[Data about app and page elements]
⁂

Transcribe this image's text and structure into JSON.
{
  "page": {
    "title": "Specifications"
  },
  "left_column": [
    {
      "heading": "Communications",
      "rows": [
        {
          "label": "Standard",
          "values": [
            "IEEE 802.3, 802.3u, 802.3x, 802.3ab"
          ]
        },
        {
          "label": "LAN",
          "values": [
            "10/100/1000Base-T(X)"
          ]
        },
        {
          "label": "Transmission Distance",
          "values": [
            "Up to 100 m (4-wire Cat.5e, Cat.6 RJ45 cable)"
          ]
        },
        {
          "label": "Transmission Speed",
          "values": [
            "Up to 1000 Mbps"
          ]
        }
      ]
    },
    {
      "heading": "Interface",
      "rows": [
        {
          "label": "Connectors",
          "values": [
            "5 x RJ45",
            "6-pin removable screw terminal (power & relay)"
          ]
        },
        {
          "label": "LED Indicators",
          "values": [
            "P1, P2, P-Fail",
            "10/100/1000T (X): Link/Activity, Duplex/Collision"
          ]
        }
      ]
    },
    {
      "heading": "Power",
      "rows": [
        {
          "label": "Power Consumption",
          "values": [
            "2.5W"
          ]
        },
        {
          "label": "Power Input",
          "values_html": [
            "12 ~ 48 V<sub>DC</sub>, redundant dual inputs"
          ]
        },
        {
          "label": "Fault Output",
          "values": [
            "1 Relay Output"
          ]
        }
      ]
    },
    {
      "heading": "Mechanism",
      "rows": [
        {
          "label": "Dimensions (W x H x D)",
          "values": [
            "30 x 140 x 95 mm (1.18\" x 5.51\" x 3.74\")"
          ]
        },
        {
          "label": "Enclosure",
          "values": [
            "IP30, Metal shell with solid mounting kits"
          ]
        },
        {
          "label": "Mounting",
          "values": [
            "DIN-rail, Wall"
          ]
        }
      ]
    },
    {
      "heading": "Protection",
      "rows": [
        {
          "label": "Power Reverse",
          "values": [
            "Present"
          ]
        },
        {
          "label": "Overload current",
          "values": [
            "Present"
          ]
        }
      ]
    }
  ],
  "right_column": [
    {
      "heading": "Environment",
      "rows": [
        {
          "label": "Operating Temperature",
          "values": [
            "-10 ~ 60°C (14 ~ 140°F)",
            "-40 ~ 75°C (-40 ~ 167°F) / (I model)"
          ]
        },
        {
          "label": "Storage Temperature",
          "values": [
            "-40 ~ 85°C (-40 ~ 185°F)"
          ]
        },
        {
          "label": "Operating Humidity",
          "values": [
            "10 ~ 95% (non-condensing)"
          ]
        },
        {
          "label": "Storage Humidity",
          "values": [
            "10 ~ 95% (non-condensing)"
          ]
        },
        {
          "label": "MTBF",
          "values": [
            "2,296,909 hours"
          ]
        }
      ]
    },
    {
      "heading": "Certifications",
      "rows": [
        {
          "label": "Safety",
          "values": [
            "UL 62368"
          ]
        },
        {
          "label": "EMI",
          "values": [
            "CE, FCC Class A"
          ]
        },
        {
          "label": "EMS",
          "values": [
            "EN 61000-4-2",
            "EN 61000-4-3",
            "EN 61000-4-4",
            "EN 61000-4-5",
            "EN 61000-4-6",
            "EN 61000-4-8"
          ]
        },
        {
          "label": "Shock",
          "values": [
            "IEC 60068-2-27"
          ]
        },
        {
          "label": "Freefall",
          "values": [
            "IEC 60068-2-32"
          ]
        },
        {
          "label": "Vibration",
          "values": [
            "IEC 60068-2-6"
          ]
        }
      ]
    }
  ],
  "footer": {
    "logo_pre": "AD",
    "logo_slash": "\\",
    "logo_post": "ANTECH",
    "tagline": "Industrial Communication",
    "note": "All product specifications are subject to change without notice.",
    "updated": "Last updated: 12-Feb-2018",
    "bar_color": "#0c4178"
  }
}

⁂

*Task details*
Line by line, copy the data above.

*Output below*
Transcribe this image's text and structure into JSON.
{
  "page": {
    "title": "Specifications"
  },
  "left_column": [
    {
      "heading": "Communications",
      "rows": [
        {
          "label": "Standard",
          "values": [
            "IEEE 802.3, 802.3u, 802.3x, 802.3ab"
          ]
        },
        {
          "label": "LAN",
          "values": [
            "10/100/1000Base-T(X)"
          ]
        },
        {
          "label": "Transmission Distance",
          "values": [
            "Up to 100 m (4-wire Cat.5e, Cat.6 RJ45 cable)"
          ]
        },
        {
          "label": "Transmission Speed",
          "values": [
            "Up to 1000 Mbps"
          ]
        }
      ]
    },
    {
      "heading": "Interface",
      "rows": [
        {
          "label": "Connectors",
          "values": [
            "5 x RJ45",
            "6-pin removable screw terminal (power & relay)"
          ]
        },
        {
          "label": "LED Indicators",
          "values": [
            "P1, P2, P-Fail",
            "10/100/1000T (X): Link/Activity, Duplex/Collision"
          ]
        }
      ]
    },
    {
      "heading": "Power",
      "rows": [
        {
          "label": "Power Consumption",
          "values": [
            "2.5W"
          ]
        },
        {
          "label": "Power Input",
          "values_html": [
            "12 ~ 48 V<sub>DC</sub>, redundant dual inputs"
          ]
        },
        {
          "label": "Fault Output",
          "values": [
            "1 Relay Output"
          ]
        }
      ]
    },
    {
      "heading": "Mechanism",
      "rows": [
        {
          "label": "Dimensions (W x H x D)",
          "values": [
            "30 x 140 x 95 mm (1.18\" x 5.51\" x 3.74\")"
          ]
        },
        {
          "label": "Enclosure",
          "values": [
            "IP30, Metal shell with solid mounting kits"
          ]
        },
        {
          "label": "Mounting",
          "values": [
            "DIN-rail, Wall"
          ]
        }
      ]
    },
    {
      "heading": "Protection",
      "rows": [
        {
          "label": "Power Reverse",
          "values": [
            "Present"
          ]
        },
        {
          "label": "Overload current",
          "values": [
            "Present"
          ]
        }
      ]
    }
  ],
  "right_column": [
    {
      "heading": "Environment",
      "rows": [
        {
          "label": "Operating Temperature",
          "values": [
            "-10 ~ 60°C (14 ~ 140°F)",
            "-40 ~ 75°C (-40 ~ 167°F) / (I model)"
          ]
        },
        {
          "label": "Storage Temperature",
          "values": [
            "-40 ~ 85°C (-40 ~ 185°F)"
          ]
        },
        {
          "label": "Operating Humidity",
          "values": [
            "10 ~ 95% (non-condensing)"
          ]
        },
        {
          "label": "Storage Humidity",
          "values": [
            "10 ~ 95% (non-condensing)"
          ]
        },
        {
          "label": "MTBF",
          "values": [
            "2,296,909 hours"
          ]
        }
      ]
    },
    {
      "heading": "Certifications",
      "rows": [
        {
          "label": "Safety",
          "values": [
            "UL 62368"
          ]
        },
        {
          "label": "EMI",
          "values": [
            "CE, FCC Class A"
          ]
        },
        {
          "label": "EMS",
          "values": [
            "EN 61000-4-2",
            "EN 61000-4-3",
            "EN 61000-4-4",
            "EN 61000-4-5",
            "EN 61000-4-6",
            "EN 61000-4-8"
          ]
        },
        {
          "label": "Shock",
          "values": [
            "IEC 60068-2-27"
          ]
        },
        {
          "label": "Freefall",
          "values": [
            "IEC 60068-2-32"
          ]
        },
        {
          "label": "Vibration",
          "values": [
            "IEC 60068-2-6"
          ]
        }
      ]
    }
  ],
  "footer": {
    "logo_pre": "AD",
    "logo_slash": "\\",
    "logo_post": "ANTECH",
    "tagline": "Industrial Communication",
    "note": "All product specifications are subject to change without notice.",
    "updated": "Last updated: 12-Feb-2018",
    "bar_color": "#0c4178"
  }
}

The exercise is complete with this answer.